**Source data:**
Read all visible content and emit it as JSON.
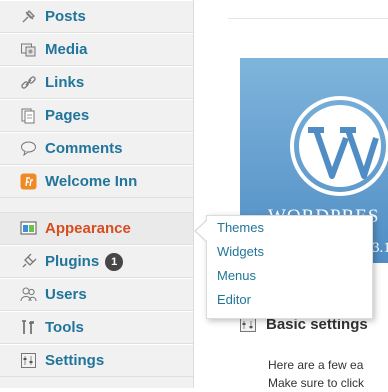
{
  "sidebar": {
    "items": [
      {
        "label": "Posts",
        "icon": "pushpin-icon"
      },
      {
        "label": "Media",
        "icon": "media-icon"
      },
      {
        "label": "Links",
        "icon": "links-icon"
      },
      {
        "label": "Pages",
        "icon": "pages-icon"
      },
      {
        "label": "Comments",
        "icon": "comments-icon"
      },
      {
        "label": "Welcome Inn",
        "icon": "welcome-inn-icon"
      },
      {
        "label": "Appearance",
        "icon": "appearance-icon",
        "active": true
      },
      {
        "label": "Plugins",
        "icon": "plugins-icon",
        "badge": "1"
      },
      {
        "label": "Users",
        "icon": "users-icon"
      },
      {
        "label": "Tools",
        "icon": "tools-icon"
      },
      {
        "label": "Settings",
        "icon": "settings-icon"
      }
    ]
  },
  "appearance_submenu": {
    "items": [
      {
        "label": "Themes"
      },
      {
        "label": "Widgets"
      },
      {
        "label": "Menus"
      },
      {
        "label": "Editor"
      }
    ]
  },
  "content": {
    "banner_word": "WORDPRES",
    "banner_version": "3.1",
    "heading": "Basic settings",
    "paragraph_lines": [
      "Here are a few ea",
      "Make sure to click"
    ]
  },
  "colors": {
    "link": "#21759b",
    "active": "#d54e21",
    "sidebar_bg": "#f1f1f1",
    "banner_top": "#7fb5dc",
    "banner_bottom": "#4f8dc4"
  }
}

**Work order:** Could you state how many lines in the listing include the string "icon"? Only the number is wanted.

**Output of the exercise:** 11